Disclaimer: Justia Dockets & Filings provides public litigation records from the federal appellate and district courts.

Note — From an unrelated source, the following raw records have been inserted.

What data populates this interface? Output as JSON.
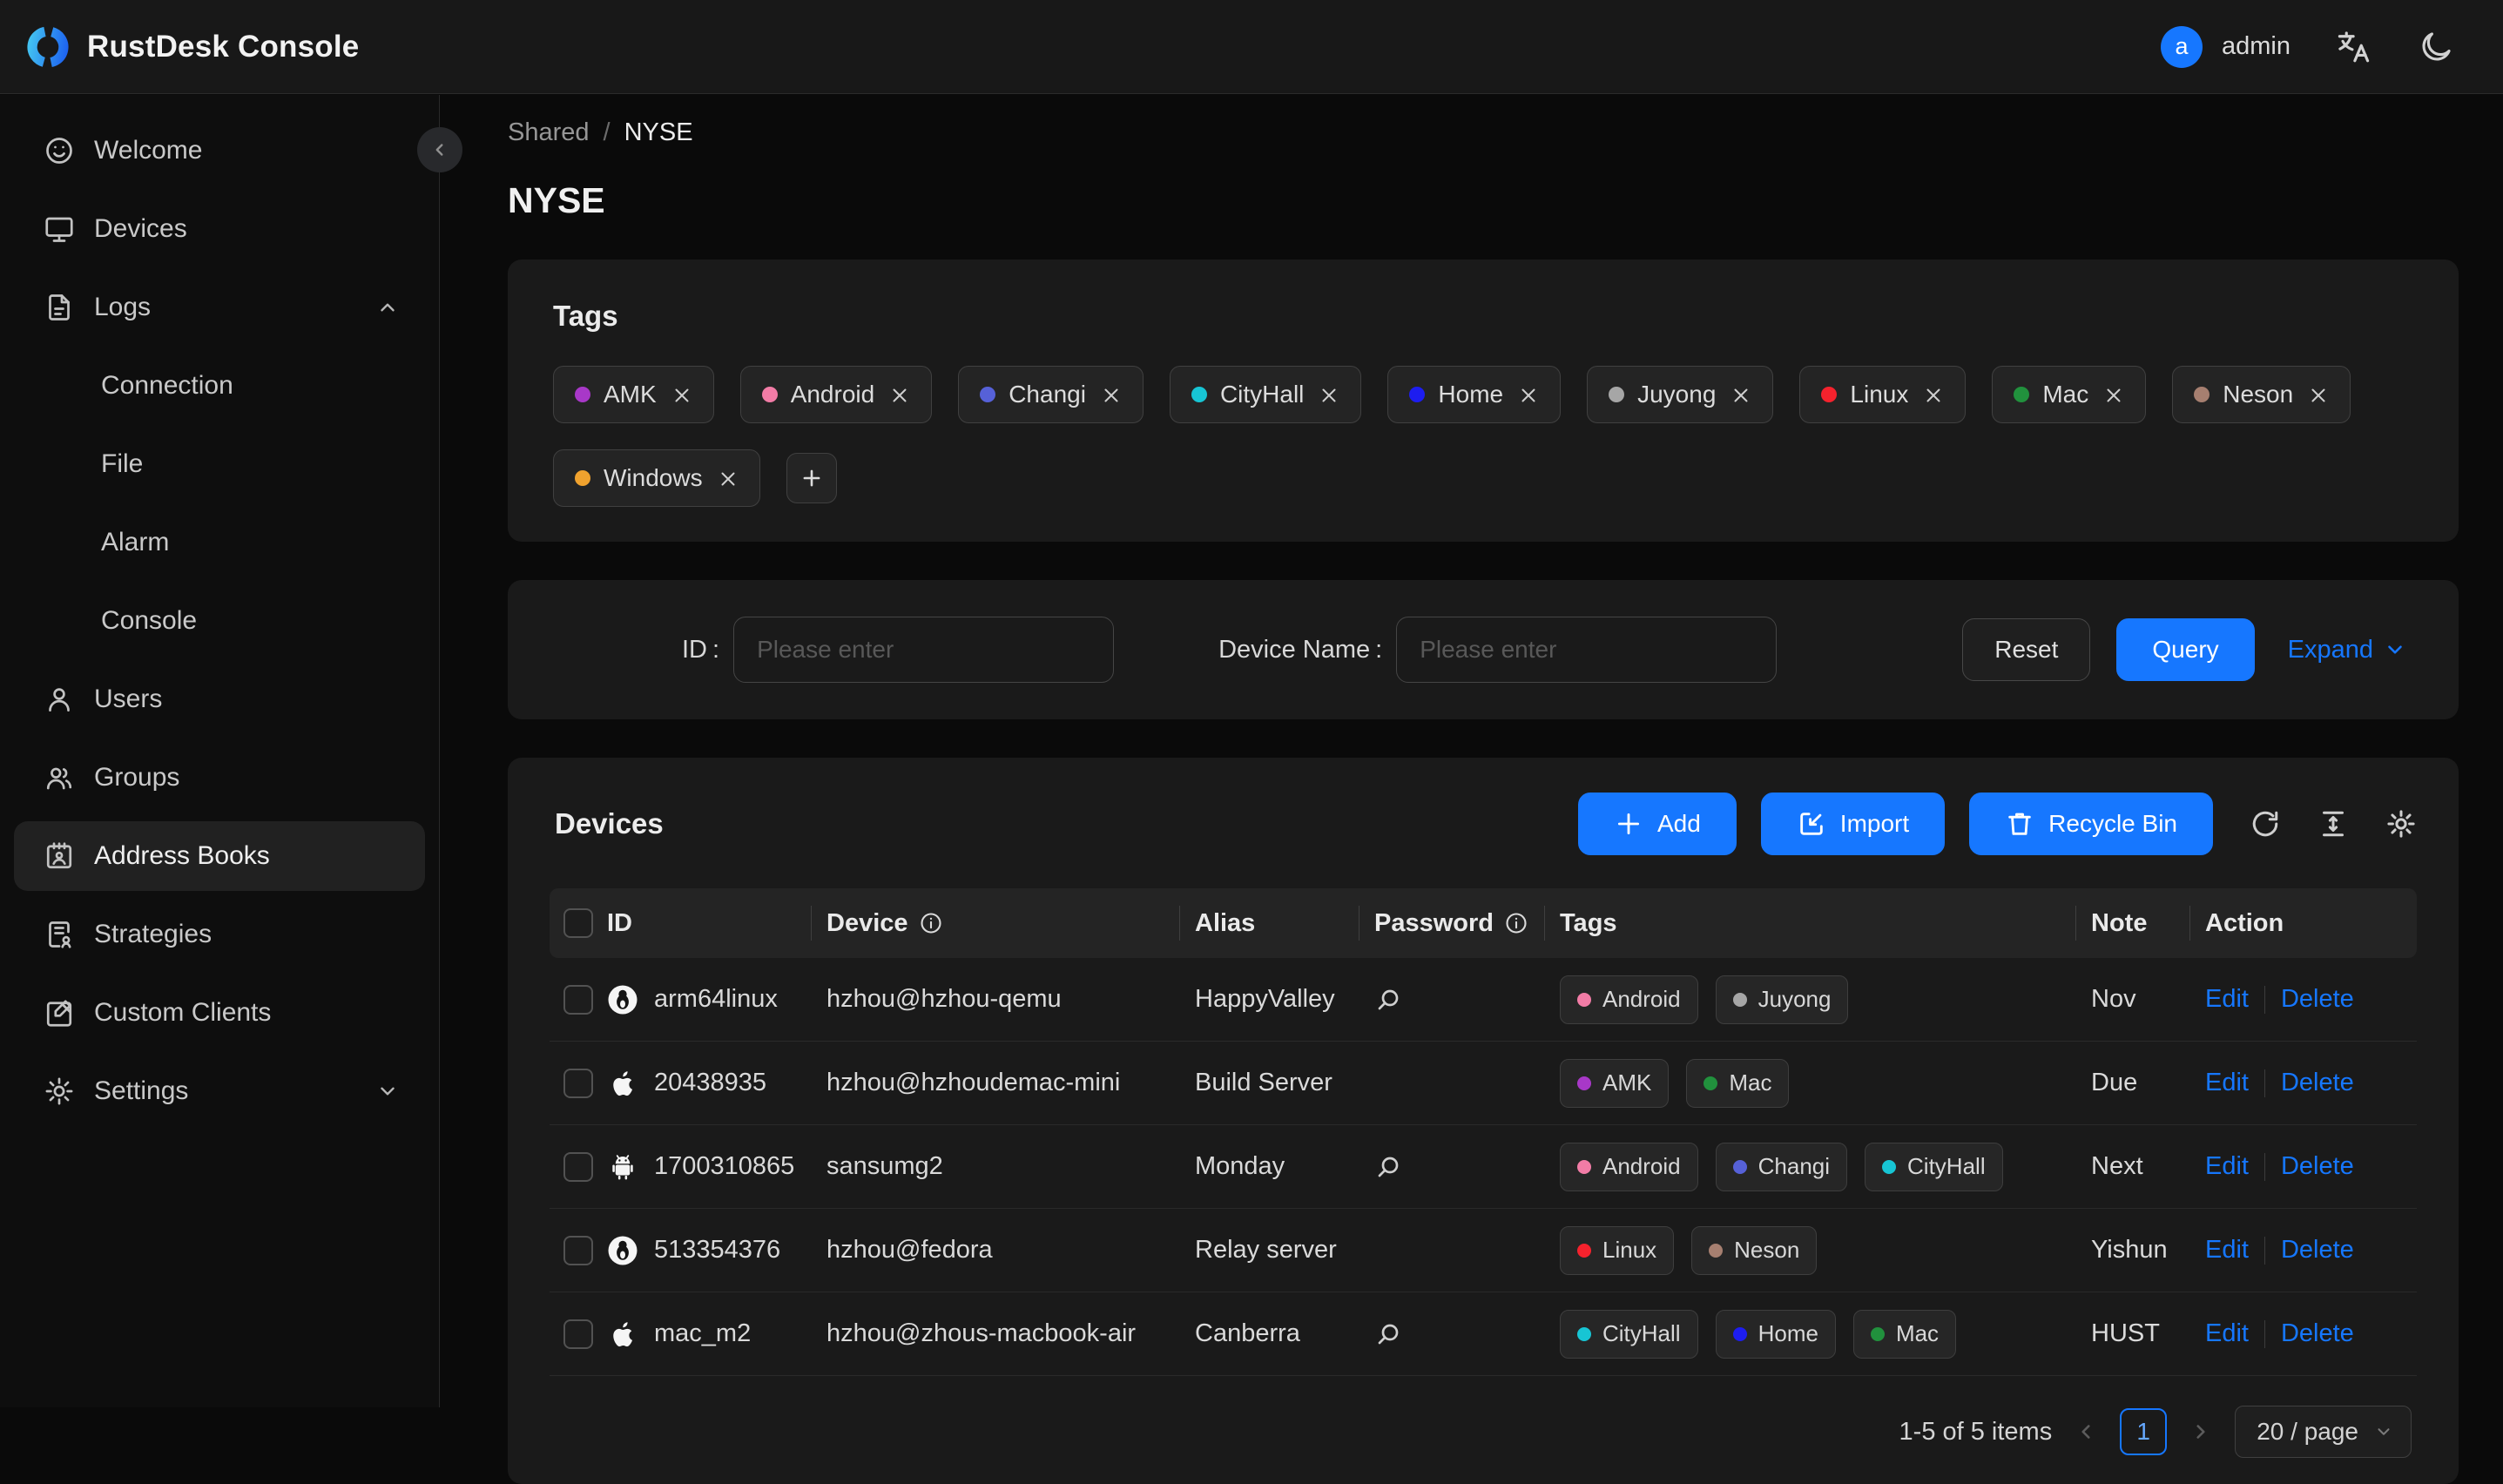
{
  "header": {
    "app_title": "RustDesk Console",
    "user_initial": "a",
    "user_name": "admin"
  },
  "sidebar": {
    "welcome": "Welcome",
    "devices": "Devices",
    "logs": "Logs",
    "connection": "Connection",
    "file": "File",
    "alarm": "Alarm",
    "console": "Console",
    "users": "Users",
    "groups": "Groups",
    "address_books": "Address Books",
    "strategies": "Strategies",
    "custom_clients": "Custom Clients",
    "settings": "Settings"
  },
  "breadcrumb": {
    "parent": "Shared",
    "separator": "/",
    "current": "NYSE"
  },
  "page_title": "NYSE",
  "tags_card": {
    "title": "Tags",
    "tags": [
      {
        "label": "AMK",
        "color": "#a838c8"
      },
      {
        "label": "Android",
        "color": "#f27ca6"
      },
      {
        "label": "Changi",
        "color": "#5661d8"
      },
      {
        "label": "CityHall",
        "color": "#17c5d4"
      },
      {
        "label": "Home",
        "color": "#1d1df0"
      },
      {
        "label": "Juyong",
        "color": "#a6a6a6"
      },
      {
        "label": "Linux",
        "color": "#f5222d"
      },
      {
        "label": "Mac",
        "color": "#21913d"
      },
      {
        "label": "Neson",
        "color": "#a67f70"
      },
      {
        "label": "Windows",
        "color": "#f0a22e"
      }
    ]
  },
  "filter": {
    "id_label": "ID",
    "device_name_label": "Device Name",
    "colon": ":",
    "id_placeholder": "Please enter",
    "device_placeholder": "Please enter",
    "reset": "Reset",
    "query": "Query",
    "expand": "Expand"
  },
  "devices_card": {
    "title": "Devices",
    "add": "Add",
    "import": "Import",
    "recycle_bin": "Recycle Bin"
  },
  "table": {
    "headers": {
      "id": "ID",
      "device": "Device",
      "alias": "Alias",
      "password": "Password",
      "tags": "Tags",
      "note": "Note",
      "action": "Action"
    },
    "edit": "Edit",
    "delete": "Delete",
    "rows": [
      {
        "os": "linux",
        "id": "arm64linux",
        "device": "hzhou@hzhou-qemu",
        "alias": "HappyValley",
        "note": "Nov",
        "tags": [
          {
            "label": "Android",
            "color": "#f27ca6"
          },
          {
            "label": "Juyong",
            "color": "#a6a6a6"
          }
        ]
      },
      {
        "os": "apple",
        "id": "20438935",
        "device": "hzhou@hzhoudemac-mini",
        "alias": "Build Server",
        "note": "Due",
        "tags": [
          {
            "label": "AMK",
            "color": "#a838c8"
          },
          {
            "label": "Mac",
            "color": "#21913d"
          }
        ]
      },
      {
        "os": "android",
        "id": "1700310865",
        "device": "sansumg2",
        "alias": "Monday",
        "note": "Next",
        "tags": [
          {
            "label": "Android",
            "color": "#f27ca6"
          },
          {
            "label": "Changi",
            "color": "#5661d8"
          },
          {
            "label": "CityHall",
            "color": "#17c5d4"
          }
        ]
      },
      {
        "os": "linux",
        "id": "513354376",
        "device": "hzhou@fedora",
        "alias": "Relay server",
        "note": "Yishun",
        "tags": [
          {
            "label": "Linux",
            "color": "#f5222d"
          },
          {
            "label": "Neson",
            "color": "#a67f70"
          }
        ]
      },
      {
        "os": "apple",
        "id": "mac_m2",
        "device": "hzhou@zhous-macbook-air",
        "alias": "Canberra",
        "note": "HUST",
        "tags": [
          {
            "label": "CityHall",
            "color": "#17c5d4"
          },
          {
            "label": "Home",
            "color": "#1d1df0"
          },
          {
            "label": "Mac",
            "color": "#21913d"
          }
        ]
      }
    ]
  },
  "pagination": {
    "total": "1-5 of 5 items",
    "page": "1",
    "page_size": "20 / page"
  },
  "colors": {
    "primary": "#1677ff"
  }
}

These filings and docket sheets should not be considered findings of fact or liability, nor do they necessarily reflect the view of Justia.

Why Is My Information Online?